> [Material supplied]
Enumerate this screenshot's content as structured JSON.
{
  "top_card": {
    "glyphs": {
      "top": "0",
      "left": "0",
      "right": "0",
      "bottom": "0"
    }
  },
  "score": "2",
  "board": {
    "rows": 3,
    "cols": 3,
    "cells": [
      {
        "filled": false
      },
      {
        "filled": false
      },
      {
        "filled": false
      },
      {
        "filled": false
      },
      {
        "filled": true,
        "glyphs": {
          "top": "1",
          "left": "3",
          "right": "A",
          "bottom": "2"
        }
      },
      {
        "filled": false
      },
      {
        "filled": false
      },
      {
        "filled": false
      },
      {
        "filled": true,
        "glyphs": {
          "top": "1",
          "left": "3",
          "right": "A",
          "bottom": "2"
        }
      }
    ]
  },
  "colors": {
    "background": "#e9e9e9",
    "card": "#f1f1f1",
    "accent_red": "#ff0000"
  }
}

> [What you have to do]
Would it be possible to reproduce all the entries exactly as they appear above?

> [Exercise answer]
Enumerate this screenshot's content as structured JSON.
{
  "top_card": {
    "glyphs": {
      "top": "0",
      "left": "0",
      "right": "0",
      "bottom": "0"
    }
  },
  "score": "2",
  "board": {
    "rows": 3,
    "cols": 3,
    "cells": [
      {
        "filled": false
      },
      {
        "filled": false
      },
      {
        "filled": false
      },
      {
        "filled": false
      },
      {
        "filled": true,
        "glyphs": {
          "top": "1",
          "left": "3",
          "right": "A",
          "bottom": "2"
        }
      },
      {
        "filled": false
      },
      {
        "filled": false
      },
      {
        "filled": false
      },
      {
        "filled": true,
        "glyphs": {
          "top": "1",
          "left": "3",
          "right": "A",
          "bottom": "2"
        }
      }
    ]
  },
  "colors": {
    "background": "#e9e9e9",
    "card": "#f1f1f1",
    "accent_red": "#ff0000"
  }
}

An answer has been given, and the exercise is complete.